:: INPUT MATERIAL ::
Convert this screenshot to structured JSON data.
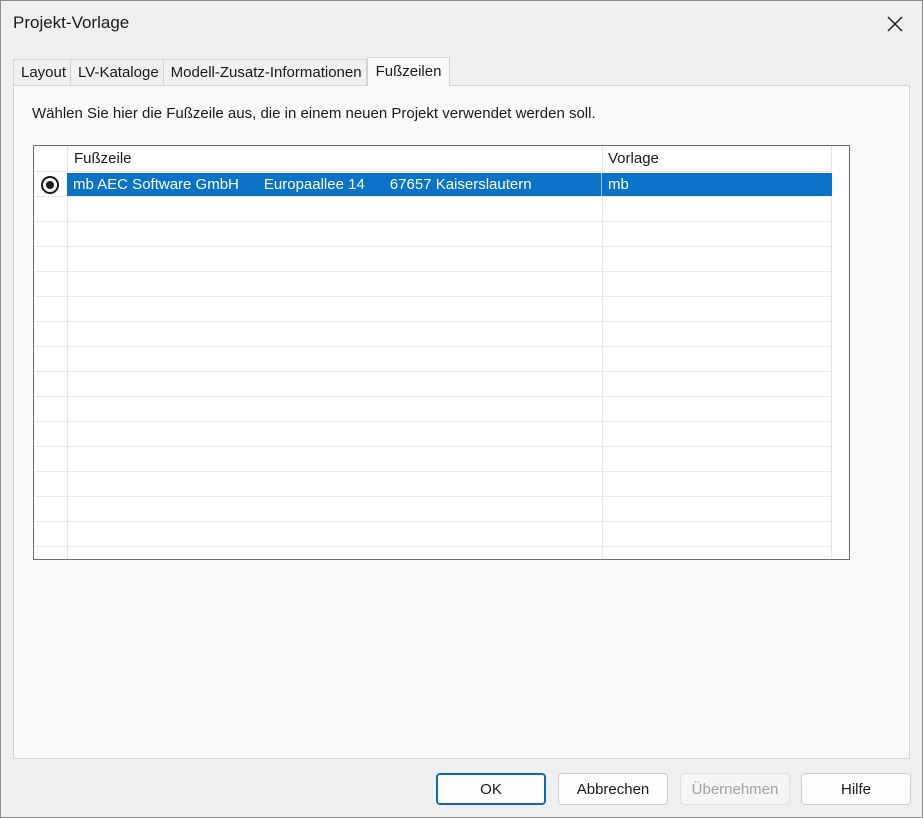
{
  "window": {
    "title": "Projekt-Vorlage"
  },
  "tabs": [
    {
      "label": "Layout"
    },
    {
      "label": "LV-Kataloge"
    },
    {
      "label": "Modell-Zusatz-Informationen"
    },
    {
      "label": "Fußzeilen",
      "active": true
    }
  ],
  "panel": {
    "instruction": "Wählen Sie hier die Fußzeile aus, die in einem neuen Projekt verwendet werden soll."
  },
  "table": {
    "columns": [
      "Fußzeile",
      "Vorlage"
    ],
    "rows": [
      {
        "selected": true,
        "footer": "mb AEC Software GmbH      Europaallee 14      67657 Kaiserslautern",
        "template": "mb"
      }
    ]
  },
  "buttons": {
    "ok": "OK",
    "cancel": "Abbrechen",
    "apply": "Übernehmen",
    "help": "Hilfe"
  },
  "colors": {
    "selection": "#0a73c8",
    "primary_border": "#0a67b8"
  },
  "icons": {
    "close": "close-icon",
    "radio": "radio-selected-icon"
  }
}
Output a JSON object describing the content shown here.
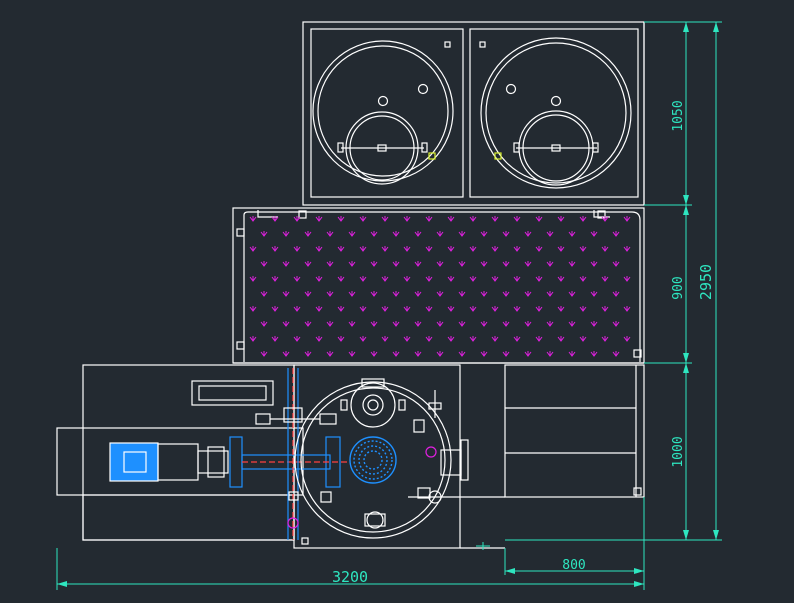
{
  "drawing": {
    "background": "#232a31",
    "line_color": "#ffffff",
    "dimension_color": "#2ee6c0",
    "marker_color": "#e020e0",
    "motor_color": "#1e90ff"
  },
  "dimensions": {
    "total_width": "3200",
    "right_width": "800",
    "total_height": "2950",
    "seg_top": "1050",
    "seg_mid": "900",
    "seg_bottom": "1000"
  }
}
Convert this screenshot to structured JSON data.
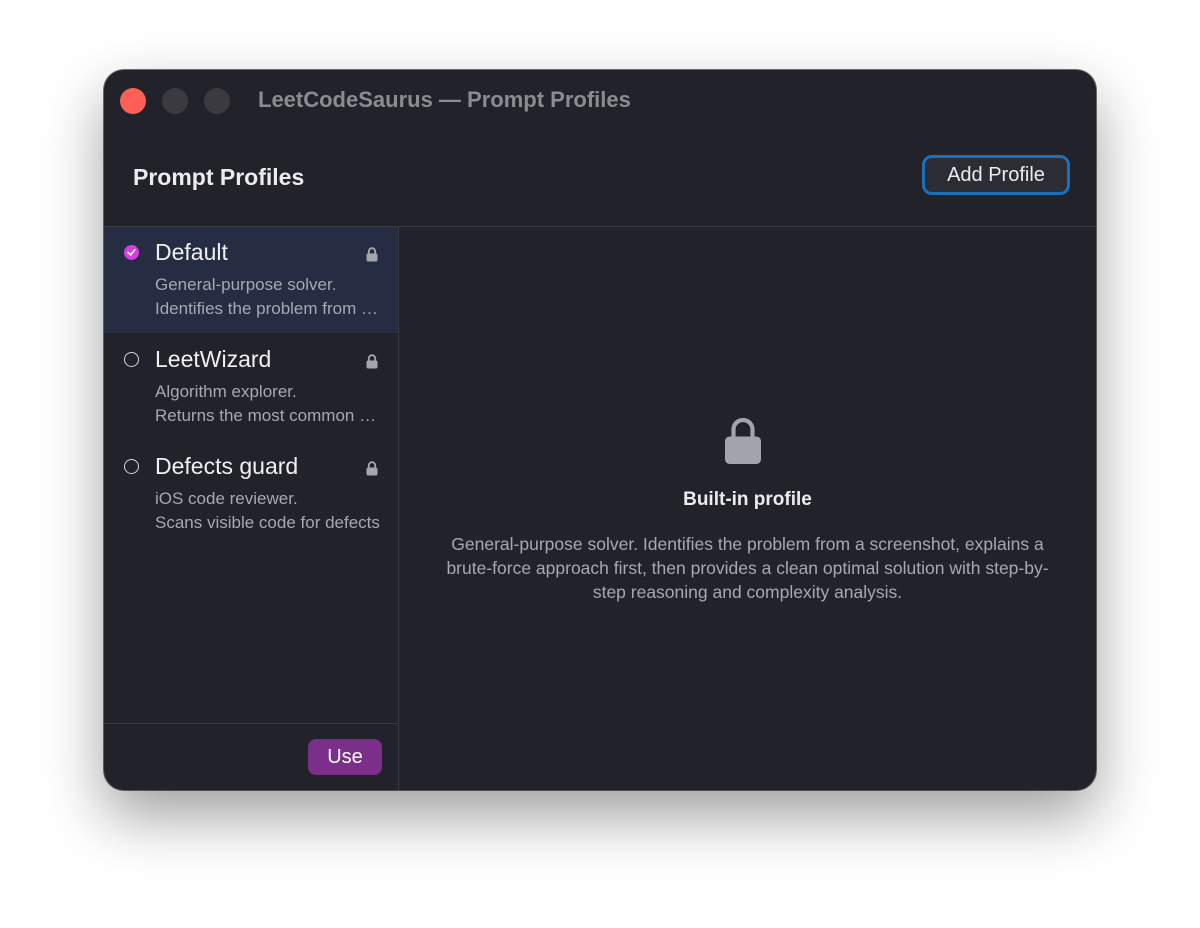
{
  "window": {
    "title": "LeetCodeSaurus — Prompt Profiles"
  },
  "header": {
    "title": "Prompt Profiles",
    "add_profile_label": "Add Profile"
  },
  "sidebar": {
    "items": [
      {
        "name": "Default",
        "desc_line1": "General-purpose solver.",
        "desc_line2": "Identifies the problem from a screenshot, explains a brute-force approach first, then provides a clean optimal solution with step-by-step reasoning and complexity analysis.",
        "selected": true,
        "locked": true
      },
      {
        "name": "LeetWizard",
        "desc_line1": "Algorithm explorer.",
        "desc_line2": "Returns the most common approaches",
        "selected": false,
        "locked": true
      },
      {
        "name": "Defects guard",
        "desc_line1": "iOS code reviewer.",
        "desc_line2": "Scans visible code for defects",
        "selected": false,
        "locked": true
      }
    ],
    "use_label": "Use"
  },
  "detail": {
    "title": "Built-in profile",
    "description": "General-purpose solver. Identifies the problem from a screenshot, explains a brute-force approach first, then provides a clean optimal solution with step-by-step reasoning and complexity analysis.",
    "icon": "lock-icon"
  },
  "colors": {
    "window_bg": "#22222b",
    "selected_bg": "#262d42",
    "radio_checked": "#d63de8",
    "use_button": "#7b2f8a",
    "focus_ring": "#1c6fb9",
    "close_button": "#fe5f57"
  }
}
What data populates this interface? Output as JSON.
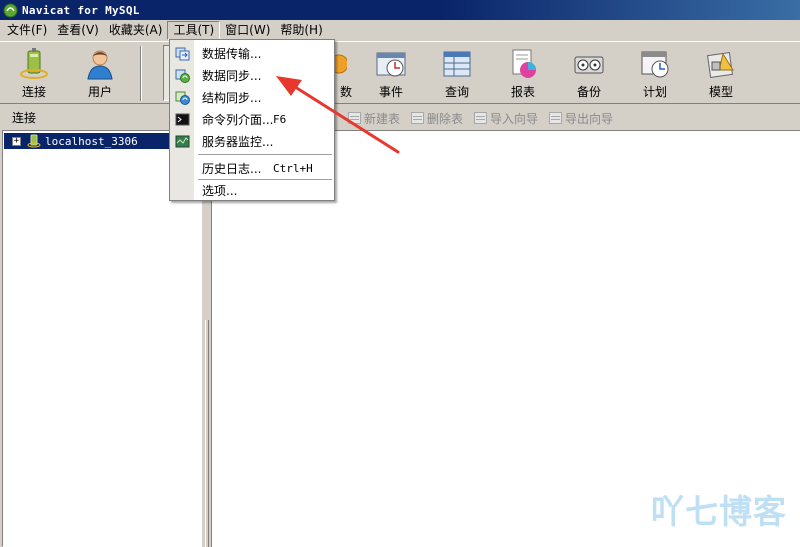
{
  "window": {
    "title": "Navicat for MySQL"
  },
  "menubar": {
    "items": [
      {
        "label": "文件(F)"
      },
      {
        "label": "查看(V)"
      },
      {
        "label": "收藏夹(A)"
      },
      {
        "label": "工具(T)"
      },
      {
        "label": "窗口(W)"
      },
      {
        "label": "帮助(H)"
      }
    ]
  },
  "toolbar": {
    "connect_label": "连接",
    "user_label": "用户",
    "partial_label": "数",
    "event_label": "事件",
    "query_label": "查询",
    "report_label": "报表",
    "backup_label": "备份",
    "schedule_label": "计划",
    "model_label": "模型"
  },
  "left_panel": {
    "header": "连接",
    "tree": [
      {
        "label": "localhost_3306",
        "expander": "+"
      }
    ]
  },
  "object_toolbar": {
    "new_table": "新建表",
    "delete_table": "删除表",
    "import_wizard": "导入向导",
    "export_wizard": "导出向导"
  },
  "tools_menu": {
    "items": [
      {
        "label": "数据传输..."
      },
      {
        "label": "数据同步..."
      },
      {
        "label": "结构同步..."
      },
      {
        "label": "命令列介面...",
        "shortcut": "F6"
      },
      {
        "label": "服务器监控..."
      },
      {
        "label": "历史日志...",
        "shortcut": "Ctrl+H"
      },
      {
        "label": "选项..."
      }
    ]
  },
  "watermark": "吖七博客",
  "colors": {
    "titlebar": "#0a246a",
    "selection": "#0a246a",
    "annotation_arrow": "#e8372c",
    "watermark": "#bfe0f4"
  }
}
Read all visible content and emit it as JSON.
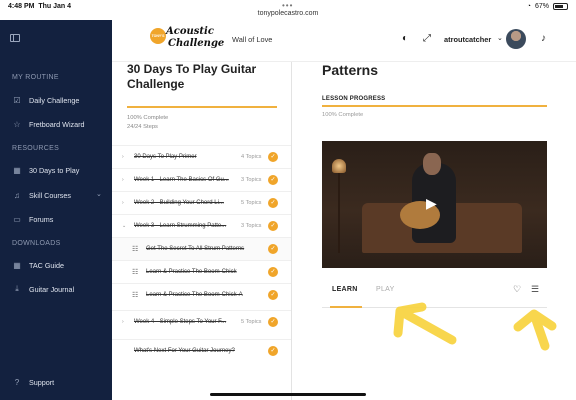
{
  "status": {
    "time": "4:48 PM",
    "date": "Thu Jan 4",
    "url": "tonypolecastro.com",
    "battery": "67%"
  },
  "sidebar": {
    "sections": [
      {
        "label": "MY ROUTINE"
      },
      {
        "label": "RESOURCES"
      },
      {
        "label": "DOWNLOADS"
      }
    ],
    "items": [
      {
        "label": "Daily Challenge",
        "icon": "check-square-icon"
      },
      {
        "label": "Fretboard Wizard",
        "icon": "star-icon"
      },
      {
        "label": "30 Days to Play",
        "icon": "calendar-icon"
      },
      {
        "label": "Skill Courses",
        "icon": "guitar-icon"
      },
      {
        "label": "Forums",
        "icon": "chat-icon"
      },
      {
        "label": "TAC Guide",
        "icon": "calendar-icon"
      },
      {
        "label": "Guitar Journal",
        "icon": "download-icon"
      },
      {
        "label": "Support",
        "icon": "help-icon"
      }
    ]
  },
  "header": {
    "logo_line1": "Acoustic",
    "logo_line2": "Challenge",
    "logo_badge": "TONY'S",
    "wall_of_love": "Wall of Love",
    "username": "atroutcatcher"
  },
  "course": {
    "title": "30 Days To Play Guitar Challenge",
    "percent_complete": "100% Complete",
    "steps": "24/24 Steps",
    "rows": [
      {
        "label": "30 Days To Play Primer",
        "topics": "4 Topics",
        "type": "module"
      },
      {
        "label": "Week 1 - Learn The Basics Of Gu...",
        "topics": "3 Topics",
        "type": "module"
      },
      {
        "label": "Week 2 - Building Your Chord Li...",
        "topics": "5 Topics",
        "type": "module"
      },
      {
        "label": "Week 3 - Learn Strumming Patte...",
        "topics": "3 Topics",
        "type": "module-open"
      },
      {
        "label": "Get The Secret To All Strum Patterns",
        "topics": "",
        "type": "lesson"
      },
      {
        "label": "Learn & Practice The Boom-Chick",
        "topics": "",
        "type": "lesson"
      },
      {
        "label": "Learn & Practice The Boom-Chick-A",
        "topics": "",
        "type": "lesson"
      },
      {
        "label": "Week 4 - Simple Steps To Your F...",
        "topics": "5 Topics",
        "type": "module"
      },
      {
        "label": "What's Next For Your Guitar Journey?",
        "topics": "",
        "type": "final"
      }
    ]
  },
  "main": {
    "title": "Patterns",
    "lesson_progress_label": "LESSON PROGRESS",
    "lesson_progress_pct": "100% Complete",
    "tabs": [
      "LEARN",
      "PLAY"
    ]
  },
  "colors": {
    "sidebar_bg": "#13213f",
    "accent": "#f0a52a",
    "annotation": "#f7d23e"
  }
}
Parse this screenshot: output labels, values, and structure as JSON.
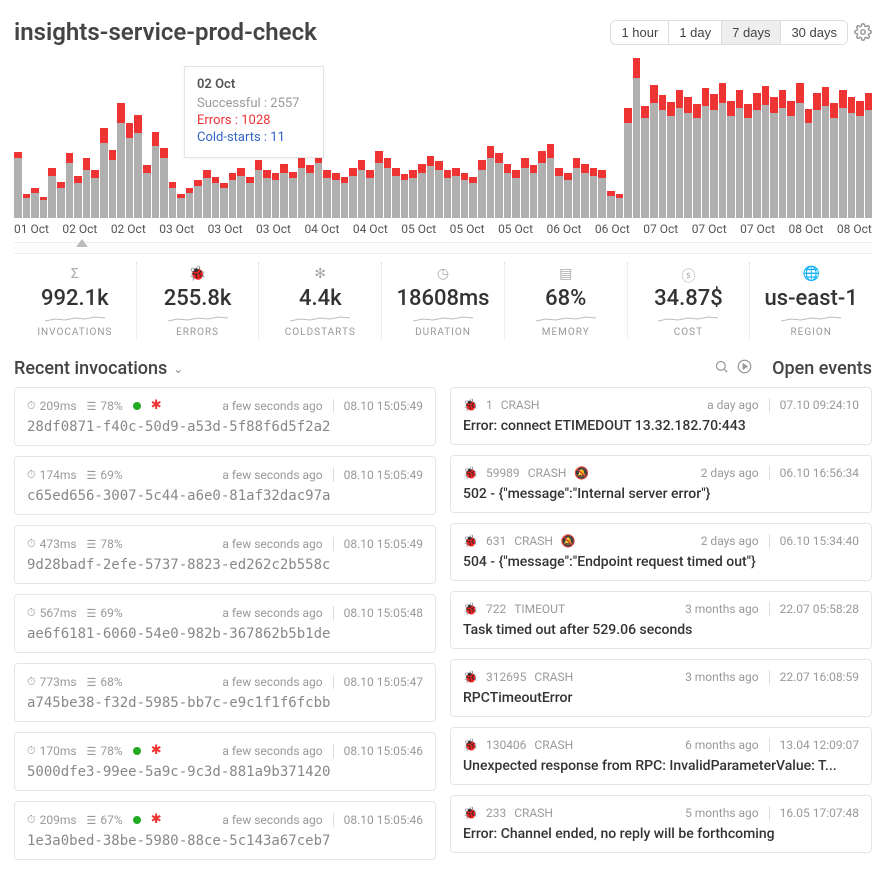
{
  "title": "insights-service-prod-check",
  "ranges": [
    "1 hour",
    "1 day",
    "7 days",
    "30 days"
  ],
  "range_active": "7 days",
  "xaxis": [
    "01 Oct",
    "02 Oct",
    "02 Oct",
    "03 Oct",
    "03 Oct",
    "03 Oct",
    "04 Oct",
    "04 Oct",
    "05 Oct",
    "05 Oct",
    "05 Oct",
    "06 Oct",
    "06 Oct",
    "07 Oct",
    "07 Oct",
    "07 Oct",
    "08 Oct",
    "08 Oct"
  ],
  "tooltip": {
    "date": "02 Oct",
    "successful_label": "Successful :",
    "successful": "2557",
    "errors_label": "Errors :",
    "errors": "1028",
    "cold_label": "Cold-starts :",
    "cold": "11"
  },
  "stats": [
    {
      "icon": "Σ",
      "value": "992.1k",
      "label": "INVOCATIONS"
    },
    {
      "icon": "bug",
      "value": "255.8k",
      "label": "ERRORS"
    },
    {
      "icon": "✻",
      "value": "4.4k",
      "label": "COLDSTARTS"
    },
    {
      "icon": "clock",
      "value": "18608ms",
      "label": "DURATION"
    },
    {
      "icon": "mem",
      "value": "68%",
      "label": "MEMORY"
    },
    {
      "icon": "$",
      "value": "34.87$",
      "label": "COST"
    },
    {
      "icon": "globe",
      "value": "us-east-1",
      "label": "REGION"
    }
  ],
  "recent_title": "Recent invocations",
  "open_title": "Open events",
  "invocations": [
    {
      "dur": "209ms",
      "mem": "78%",
      "dots": 2,
      "ago": "a few seconds ago",
      "ts": "08.10 15:05:49",
      "id": "28df0871-f40c-50d9-a53d-5f88f6d5f2a2"
    },
    {
      "dur": "174ms",
      "mem": "69%",
      "dots": 0,
      "ago": "a few seconds ago",
      "ts": "08.10 15:05:49",
      "id": "c65ed656-3007-5c44-a6e0-81af32dac97a"
    },
    {
      "dur": "473ms",
      "mem": "78%",
      "dots": 0,
      "ago": "a few seconds ago",
      "ts": "08.10 15:05:49",
      "id": "9d28badf-2efe-5737-8823-ed262c2b558c"
    },
    {
      "dur": "567ms",
      "mem": "69%",
      "dots": 0,
      "ago": "a few seconds ago",
      "ts": "08.10 15:05:48",
      "id": "ae6f6181-6060-54e0-982b-367862b5b1de"
    },
    {
      "dur": "773ms",
      "mem": "68%",
      "dots": 0,
      "ago": "a few seconds ago",
      "ts": "08.10 15:05:47",
      "id": "a745be38-f32d-5985-bb7c-e9c1f1f6fcbb"
    },
    {
      "dur": "170ms",
      "mem": "78%",
      "dots": 2,
      "ago": "a few seconds ago",
      "ts": "08.10 15:05:46",
      "id": "5000dfe3-99ee-5a9c-9c3d-881a9b371420"
    },
    {
      "dur": "209ms",
      "mem": "67%",
      "dots": 2,
      "ago": "a few seconds ago",
      "ts": "08.10 15:05:46",
      "id": "1e3a0bed-38be-5980-88ce-5c143a67ceb7"
    }
  ],
  "events": [
    {
      "count": "1",
      "kind": "CRASH",
      "bell": false,
      "ago": "a day ago",
      "ts": "07.10 09:24:10",
      "msg": "Error: connect ETIMEDOUT 13.32.182.70:443"
    },
    {
      "count": "59989",
      "kind": "CRASH",
      "bell": true,
      "ago": "2 days ago",
      "ts": "06.10 16:56:34",
      "msg": "502 - {\"message\":\"Internal server error\"}"
    },
    {
      "count": "631",
      "kind": "CRASH",
      "bell": true,
      "ago": "2 days ago",
      "ts": "06.10 15:34:40",
      "msg": "504 - {\"message\":\"Endpoint request timed out\"}"
    },
    {
      "count": "722",
      "kind": "TIMEOUT",
      "bell": false,
      "ago": "3 months ago",
      "ts": "22.07 05:58:28",
      "msg": "Task timed out after 529.06 seconds"
    },
    {
      "count": "312695",
      "kind": "CRASH",
      "bell": false,
      "ago": "3 months ago",
      "ts": "22.07 16:08:59",
      "msg": "RPCTimeoutError"
    },
    {
      "count": "130406",
      "kind": "CRASH",
      "bell": false,
      "ago": "6 months ago",
      "ts": "13.04 12:09:07",
      "msg": "Unexpected response from RPC: InvalidParameterValue: T..."
    },
    {
      "count": "233",
      "kind": "CRASH",
      "bell": false,
      "ago": "5 months ago",
      "ts": "16.05 17:07:48",
      "msg": "Error: Channel ended, no reply will be forthcoming"
    }
  ],
  "chart_data": {
    "type": "bar",
    "note": "stacked bars per time bucket over 7 days; y-axis not labeled, heights are relative 0-160px; tooltip shows example absolute values at 02 Oct",
    "series_names": [
      "errors",
      "successful"
    ],
    "bars": [
      {
        "ok": 60,
        "err": 6
      },
      {
        "ok": 20,
        "err": 4
      },
      {
        "ok": 25,
        "err": 5
      },
      {
        "ok": 18,
        "err": 3
      },
      {
        "ok": 42,
        "err": 8
      },
      {
        "ok": 30,
        "err": 6
      },
      {
        "ok": 55,
        "err": 10
      },
      {
        "ok": 35,
        "err": 7
      },
      {
        "ok": 48,
        "err": 12
      },
      {
        "ok": 40,
        "err": 8
      },
      {
        "ok": 75,
        "err": 15
      },
      {
        "ok": 58,
        "err": 10
      },
      {
        "ok": 95,
        "err": 20
      },
      {
        "ok": 80,
        "err": 15
      },
      {
        "ok": 85,
        "err": 18
      },
      {
        "ok": 45,
        "err": 8
      },
      {
        "ok": 72,
        "err": 14
      },
      {
        "ok": 60,
        "err": 10
      },
      {
        "ok": 30,
        "err": 6
      },
      {
        "ok": 20,
        "err": 4
      },
      {
        "ok": 25,
        "err": 5
      },
      {
        "ok": 32,
        "err": 6
      },
      {
        "ok": 40,
        "err": 8
      },
      {
        "ok": 35,
        "err": 6
      },
      {
        "ok": 30,
        "err": 5
      },
      {
        "ok": 38,
        "err": 7
      },
      {
        "ok": 42,
        "err": 8
      },
      {
        "ok": 35,
        "err": 6
      },
      {
        "ok": 48,
        "err": 10
      },
      {
        "ok": 40,
        "err": 8
      },
      {
        "ok": 38,
        "err": 7
      },
      {
        "ok": 45,
        "err": 9
      },
      {
        "ok": 40,
        "err": 6
      },
      {
        "ok": 50,
        "err": 10
      },
      {
        "ok": 45,
        "err": 8
      },
      {
        "ok": 55,
        "err": 12
      },
      {
        "ok": 40,
        "err": 8
      },
      {
        "ok": 38,
        "err": 7
      },
      {
        "ok": 35,
        "err": 6
      },
      {
        "ok": 42,
        "err": 8
      },
      {
        "ok": 48,
        "err": 10
      },
      {
        "ok": 40,
        "err": 8
      },
      {
        "ok": 55,
        "err": 12
      },
      {
        "ok": 50,
        "err": 10
      },
      {
        "ok": 42,
        "err": 8
      },
      {
        "ok": 38,
        "err": 6
      },
      {
        "ok": 40,
        "err": 8
      },
      {
        "ok": 45,
        "err": 9
      },
      {
        "ok": 52,
        "err": 10
      },
      {
        "ok": 48,
        "err": 9
      },
      {
        "ok": 40,
        "err": 8
      },
      {
        "ok": 42,
        "err": 8
      },
      {
        "ok": 38,
        "err": 7
      },
      {
        "ok": 35,
        "err": 6
      },
      {
        "ok": 48,
        "err": 10
      },
      {
        "ok": 60,
        "err": 12
      },
      {
        "ok": 55,
        "err": 10
      },
      {
        "ok": 45,
        "err": 9
      },
      {
        "ok": 40,
        "err": 8
      },
      {
        "ok": 50,
        "err": 10
      },
      {
        "ok": 45,
        "err": 8
      },
      {
        "ok": 55,
        "err": 12
      },
      {
        "ok": 60,
        "err": 14
      },
      {
        "ok": 42,
        "err": 8
      },
      {
        "ok": 38,
        "err": 7
      },
      {
        "ok": 50,
        "err": 10
      },
      {
        "ok": 45,
        "err": 9
      },
      {
        "ok": 42,
        "err": 8
      },
      {
        "ok": 40,
        "err": 8
      },
      {
        "ok": 22,
        "err": 5
      },
      {
        "ok": 20,
        "err": 4
      },
      {
        "ok": 95,
        "err": 15
      },
      {
        "ok": 140,
        "err": 20
      },
      {
        "ok": 100,
        "err": 12
      },
      {
        "ok": 115,
        "err": 18
      },
      {
        "ok": 108,
        "err": 15
      },
      {
        "ok": 102,
        "err": 14
      },
      {
        "ok": 110,
        "err": 18
      },
      {
        "ok": 105,
        "err": 16
      },
      {
        "ok": 100,
        "err": 14
      },
      {
        "ok": 112,
        "err": 18
      },
      {
        "ok": 108,
        "err": 16
      },
      {
        "ok": 115,
        "err": 20
      },
      {
        "ok": 102,
        "err": 15
      },
      {
        "ok": 110,
        "err": 18
      },
      {
        "ok": 100,
        "err": 14
      },
      {
        "ok": 108,
        "err": 17
      },
      {
        "ok": 113,
        "err": 19
      },
      {
        "ok": 105,
        "err": 16
      },
      {
        "ok": 110,
        "err": 18
      },
      {
        "ok": 102,
        "err": 15
      },
      {
        "ok": 115,
        "err": 20
      },
      {
        "ok": 95,
        "err": 14
      },
      {
        "ok": 108,
        "err": 17
      },
      {
        "ok": 112,
        "err": 19
      },
      {
        "ok": 100,
        "err": 15
      },
      {
        "ok": 110,
        "err": 18
      },
      {
        "ok": 105,
        "err": 16
      },
      {
        "ok": 102,
        "err": 15
      },
      {
        "ok": 108,
        "err": 17
      }
    ]
  }
}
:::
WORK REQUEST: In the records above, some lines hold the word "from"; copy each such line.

ANSWER TO THIS TASK:
        "desc_line2": "Identifies the problem from a screenshot, explains a brute-force approach first, then provides a clean optimal solution with step-by-step reasoning and complexity analysis.",
    "description": "General-purpose solver. Identifies the problem from a screenshot, explains a brute-force approach first, then provides a clean optimal solution with step-by-step reasoning and complexity analysis.",
      "msg": "Unexpected response from RPC: InvalidParameterValue: T..."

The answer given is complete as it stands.